Iraida V. Dushina
Volume 4 (2002), Number 1, Pages 5-8
Keywords: padagogical technolgies, teaching technology
A Comparative Analysis of Geographical Education in Japan and Myanmar
Hla Hla Win
Volume 4 (2002), Number 1, Pages 9-28
To assess the current status of geographical education in Myanmar’s junior high school curriculum, the geographical education of Japan was used as a comparative reference. The standards measured in the Survey on the State of Geographical Education around the World, conducted by the International Geographical Union in 1999-2000, provided the criteria for comparison. A small survey was also carried out to confirm the comparative assessments made by this researcher for both of the countries. The current geographical education in Japan was found to be more adequate for preparing active twenty-first century citizens. The current geographical education of Myanmar needs to be developed to meet international standards and the policy of the country.
Keywords: International Charter, geographical education, Japan, Myanmar, comparative study
Geography Education Online: A Formative Evaluation
Volume 4 (2002), Number 1, Pages 29-42

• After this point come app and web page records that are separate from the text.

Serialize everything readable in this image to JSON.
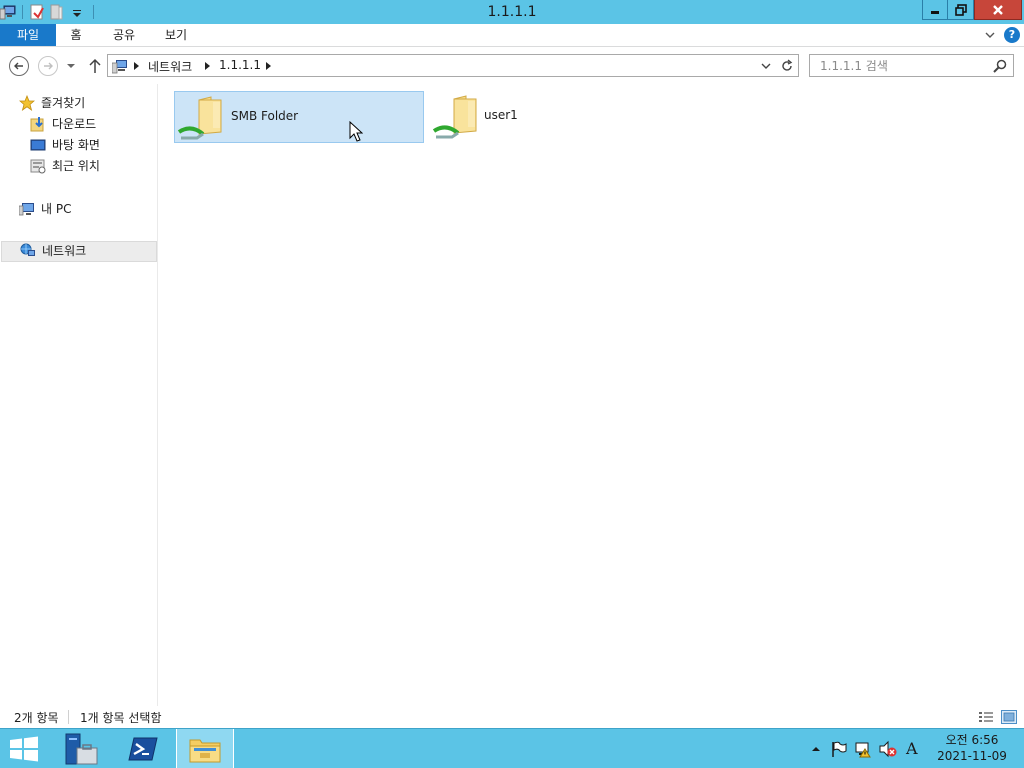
{
  "window": {
    "title": "1.1.1.1"
  },
  "ribbon": {
    "tabs": [
      {
        "label": "파일",
        "active": true
      },
      {
        "label": "홈"
      },
      {
        "label": "공유"
      },
      {
        "label": "보기"
      }
    ]
  },
  "address": {
    "crumbs": [
      "네트워크",
      "1.1.1.1"
    ]
  },
  "search": {
    "placeholder": "1.1.1.1 검색"
  },
  "sidebar": {
    "favorites_label": "즐겨찾기",
    "favorites": [
      "다운로드",
      "바탕 화면",
      "최근 위치"
    ],
    "pc_label": "내 PC",
    "network_label": "네트워크"
  },
  "content": {
    "items": [
      {
        "name": "SMB Folder",
        "selected": true,
        "icon": "network-share-folder-icon"
      },
      {
        "name": "user1",
        "selected": false,
        "icon": "network-share-folder-icon"
      }
    ]
  },
  "status": {
    "count": "2개 항목",
    "selected": "1개 항목 선택함"
  },
  "taskbar": {
    "clock_period_time": "오전 6:56",
    "date": "2021-11-09",
    "ime": "A"
  },
  "colors": {
    "accent": "#1979ca",
    "titlebar": "#5bc4e6",
    "selection": "#cce4f7",
    "close": "#c7463a"
  }
}
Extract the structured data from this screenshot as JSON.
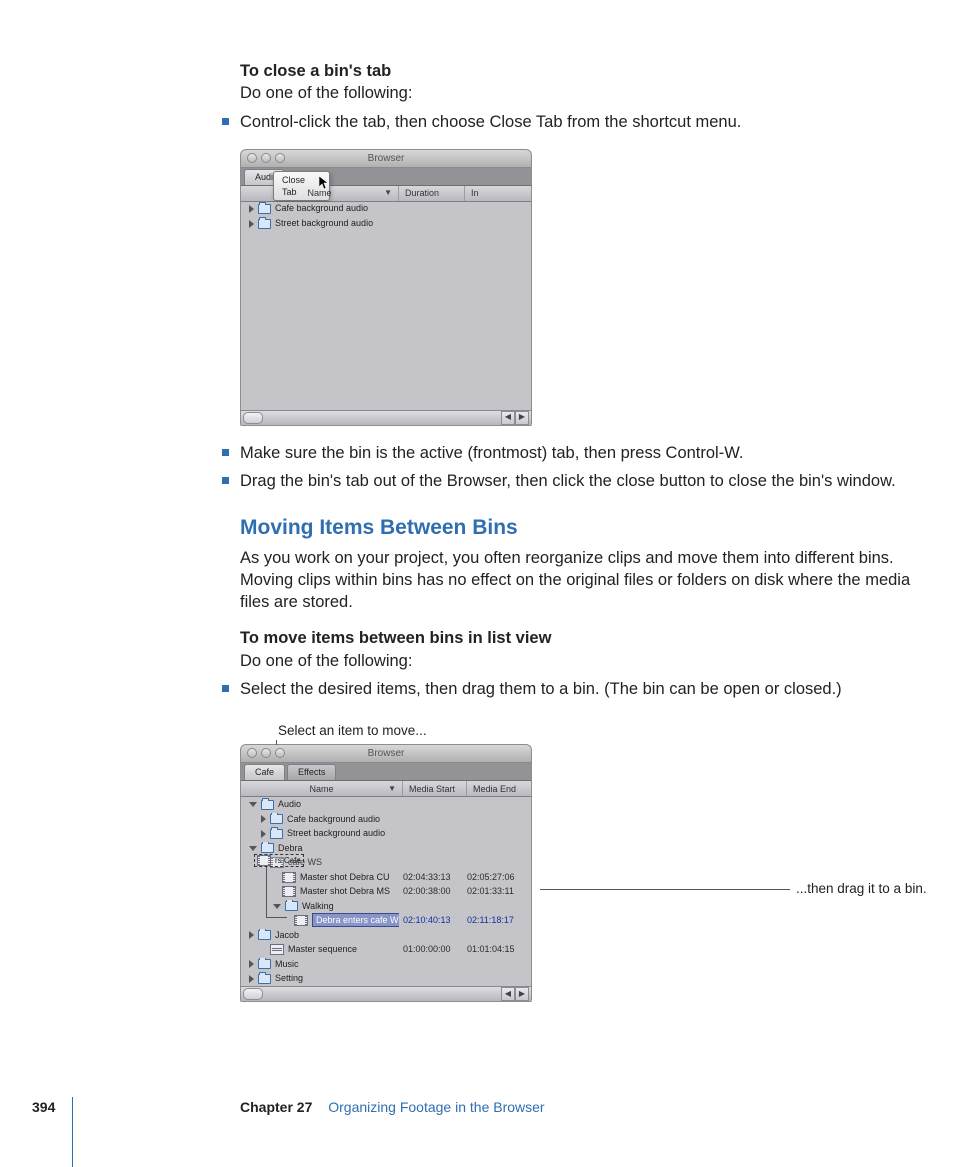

In 2001, an online version of the well-established Masters Geography in Education course at the Institute of Education, University of London, became available to the English-speaking world. This paper outlines the principles underlying the course, its curriculum, and assessment approaches used. It is a formative evaluation of that course. The evaluation is described and implications drawn.
Keywords: distance learning, geography education, e-learning, distributed learning
Are Sex Differences Important for Complex Spatial Tasks?
Rick L. Bunch and Robert E. Lloyd
Volume 4 (2002), Number 1, Pages 43-62
This study investigates sex-related differences on a cognitive task that required the recall and comparison of states. Reaction time, accuracy, and efficiency were considered in a computer game where participants uncovered two states in a spatial array and determined whether they matched. The preliminary task results suggested males were more familiar with state shapes and locations than females. This increased familiarity with the locations of states on maps, however, did not translate to an advantage on the main experiment where the results appeared to be more related to the nature of the task than the cognitive processing differences between sexes.
Keywords: sex, spatial abilities, memory, rotation, geographic education